▶ EXERCISE:
Every line of the entries below that mentions "title" is to be copied out.

[Records excerpted from a collection]
========================================================================
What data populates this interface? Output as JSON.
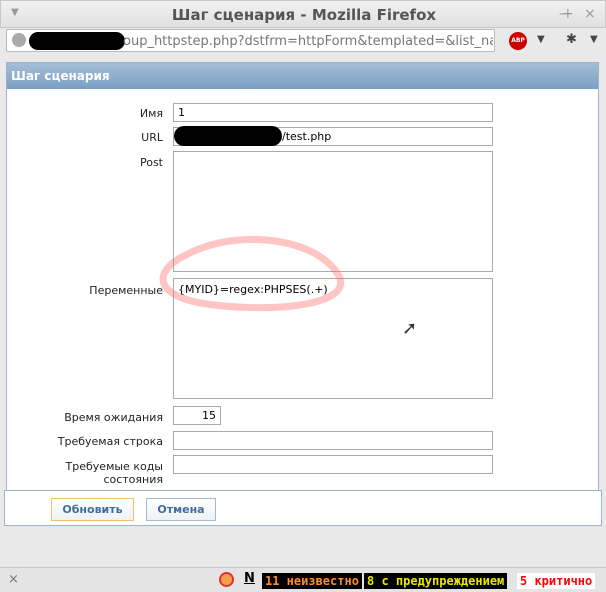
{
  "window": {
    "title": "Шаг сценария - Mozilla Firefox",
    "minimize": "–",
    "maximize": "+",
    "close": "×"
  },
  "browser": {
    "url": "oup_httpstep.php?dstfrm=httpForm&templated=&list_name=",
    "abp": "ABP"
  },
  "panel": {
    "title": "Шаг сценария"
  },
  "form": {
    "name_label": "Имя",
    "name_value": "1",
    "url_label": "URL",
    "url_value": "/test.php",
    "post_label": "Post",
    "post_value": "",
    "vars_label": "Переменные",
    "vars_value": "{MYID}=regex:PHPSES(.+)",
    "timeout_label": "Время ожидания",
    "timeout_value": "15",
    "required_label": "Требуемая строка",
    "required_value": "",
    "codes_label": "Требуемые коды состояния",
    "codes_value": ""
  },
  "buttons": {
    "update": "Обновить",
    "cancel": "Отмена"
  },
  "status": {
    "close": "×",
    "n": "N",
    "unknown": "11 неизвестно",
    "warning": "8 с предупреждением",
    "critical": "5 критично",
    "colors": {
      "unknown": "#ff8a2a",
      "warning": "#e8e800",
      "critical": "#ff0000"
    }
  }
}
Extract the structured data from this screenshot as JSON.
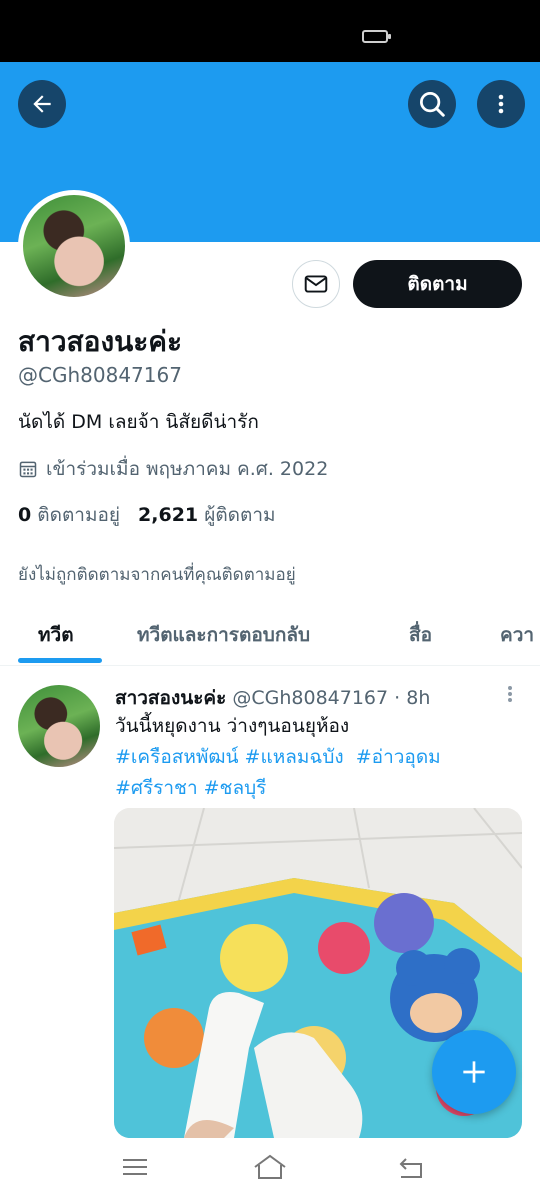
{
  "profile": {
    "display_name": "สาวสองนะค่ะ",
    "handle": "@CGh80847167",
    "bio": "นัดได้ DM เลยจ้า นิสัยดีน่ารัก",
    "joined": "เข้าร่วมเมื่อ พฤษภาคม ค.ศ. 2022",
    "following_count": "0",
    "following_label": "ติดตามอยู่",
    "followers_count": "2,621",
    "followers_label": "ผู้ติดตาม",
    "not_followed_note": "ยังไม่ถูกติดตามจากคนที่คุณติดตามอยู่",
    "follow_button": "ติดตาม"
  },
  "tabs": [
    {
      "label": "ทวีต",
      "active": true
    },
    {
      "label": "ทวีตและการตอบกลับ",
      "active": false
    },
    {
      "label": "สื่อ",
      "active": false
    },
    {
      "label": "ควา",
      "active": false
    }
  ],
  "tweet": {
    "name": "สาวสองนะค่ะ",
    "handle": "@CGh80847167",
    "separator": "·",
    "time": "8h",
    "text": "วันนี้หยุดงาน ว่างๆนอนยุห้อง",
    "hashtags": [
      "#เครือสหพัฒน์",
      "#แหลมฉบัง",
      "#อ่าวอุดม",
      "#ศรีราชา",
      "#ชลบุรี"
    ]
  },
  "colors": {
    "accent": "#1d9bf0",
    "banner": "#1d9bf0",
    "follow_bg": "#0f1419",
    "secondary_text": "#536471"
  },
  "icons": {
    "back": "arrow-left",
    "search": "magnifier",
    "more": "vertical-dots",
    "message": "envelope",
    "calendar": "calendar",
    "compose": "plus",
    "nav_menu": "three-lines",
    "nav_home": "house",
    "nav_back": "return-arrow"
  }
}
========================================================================
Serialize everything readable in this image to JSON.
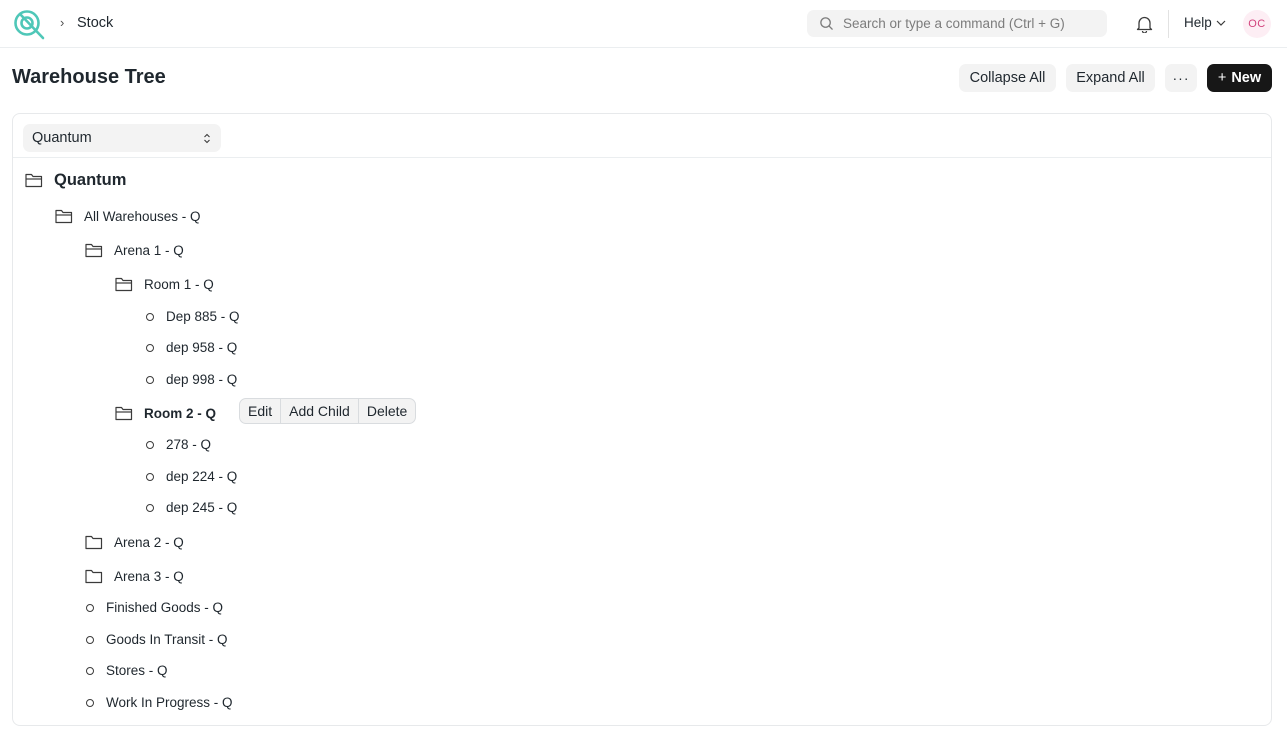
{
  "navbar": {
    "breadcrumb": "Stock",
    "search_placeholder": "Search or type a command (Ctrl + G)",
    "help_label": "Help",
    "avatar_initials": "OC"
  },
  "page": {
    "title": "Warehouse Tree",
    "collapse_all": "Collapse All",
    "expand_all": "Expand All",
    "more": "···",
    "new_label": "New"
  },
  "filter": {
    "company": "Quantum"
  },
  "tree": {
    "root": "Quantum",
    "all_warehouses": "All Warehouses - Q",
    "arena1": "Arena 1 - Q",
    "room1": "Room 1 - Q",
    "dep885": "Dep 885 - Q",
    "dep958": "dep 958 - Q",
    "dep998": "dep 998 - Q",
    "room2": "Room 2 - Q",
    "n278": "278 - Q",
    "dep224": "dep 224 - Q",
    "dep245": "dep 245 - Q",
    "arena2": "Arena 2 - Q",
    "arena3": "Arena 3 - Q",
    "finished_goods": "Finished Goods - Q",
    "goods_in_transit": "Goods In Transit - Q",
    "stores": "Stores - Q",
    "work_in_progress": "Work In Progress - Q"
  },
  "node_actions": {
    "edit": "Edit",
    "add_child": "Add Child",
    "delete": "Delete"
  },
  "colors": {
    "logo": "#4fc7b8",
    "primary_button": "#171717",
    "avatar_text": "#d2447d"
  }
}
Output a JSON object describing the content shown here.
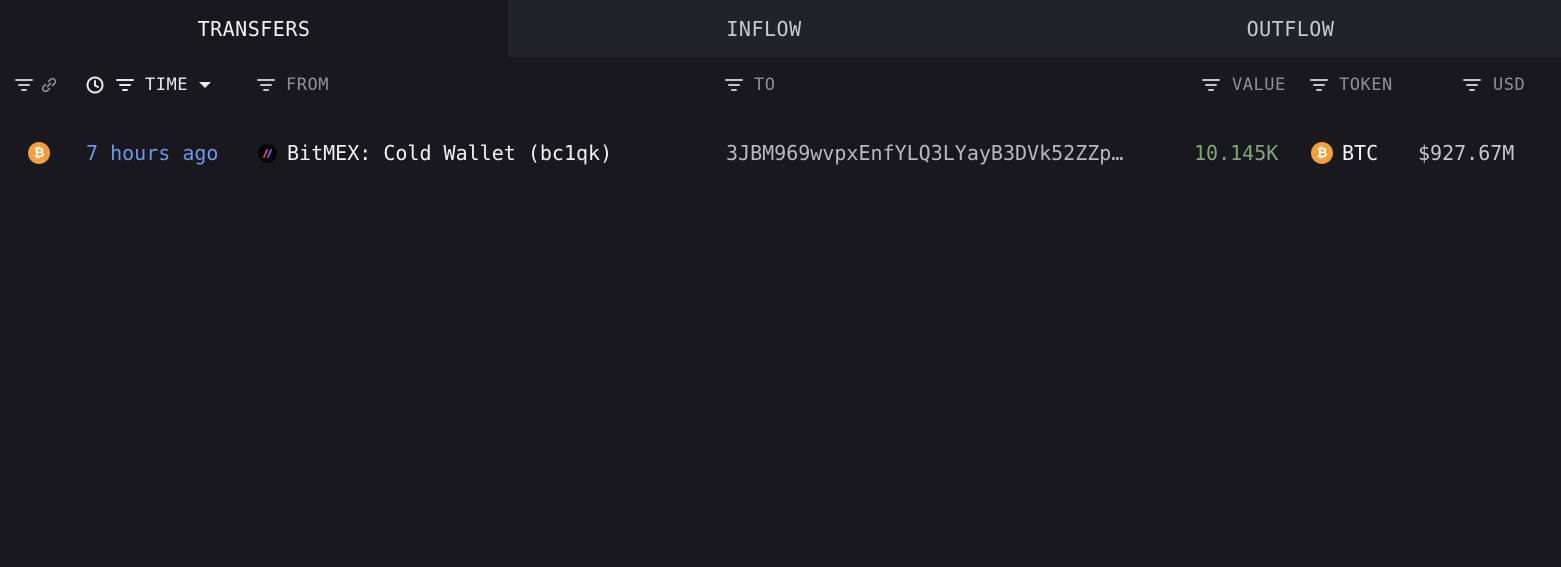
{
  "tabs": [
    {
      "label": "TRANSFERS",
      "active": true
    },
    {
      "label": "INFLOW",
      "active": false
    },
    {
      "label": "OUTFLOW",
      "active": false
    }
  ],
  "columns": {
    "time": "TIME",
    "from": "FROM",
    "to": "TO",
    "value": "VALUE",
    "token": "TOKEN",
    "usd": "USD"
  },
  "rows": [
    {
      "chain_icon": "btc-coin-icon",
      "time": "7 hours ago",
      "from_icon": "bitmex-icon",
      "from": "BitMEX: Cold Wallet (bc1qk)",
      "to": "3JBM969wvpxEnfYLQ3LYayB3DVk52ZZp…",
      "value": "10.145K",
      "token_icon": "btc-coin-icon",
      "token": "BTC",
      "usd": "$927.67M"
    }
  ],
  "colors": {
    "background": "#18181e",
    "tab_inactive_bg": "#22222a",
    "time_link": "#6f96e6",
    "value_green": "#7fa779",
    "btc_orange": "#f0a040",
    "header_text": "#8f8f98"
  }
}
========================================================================
▶ RESULT FOR THIS EXERCISE:
    "title": "Шаг сценария - Mozilla Firefox",
    "title": "Шаг сценария"
    "title": "Warehouse Tree",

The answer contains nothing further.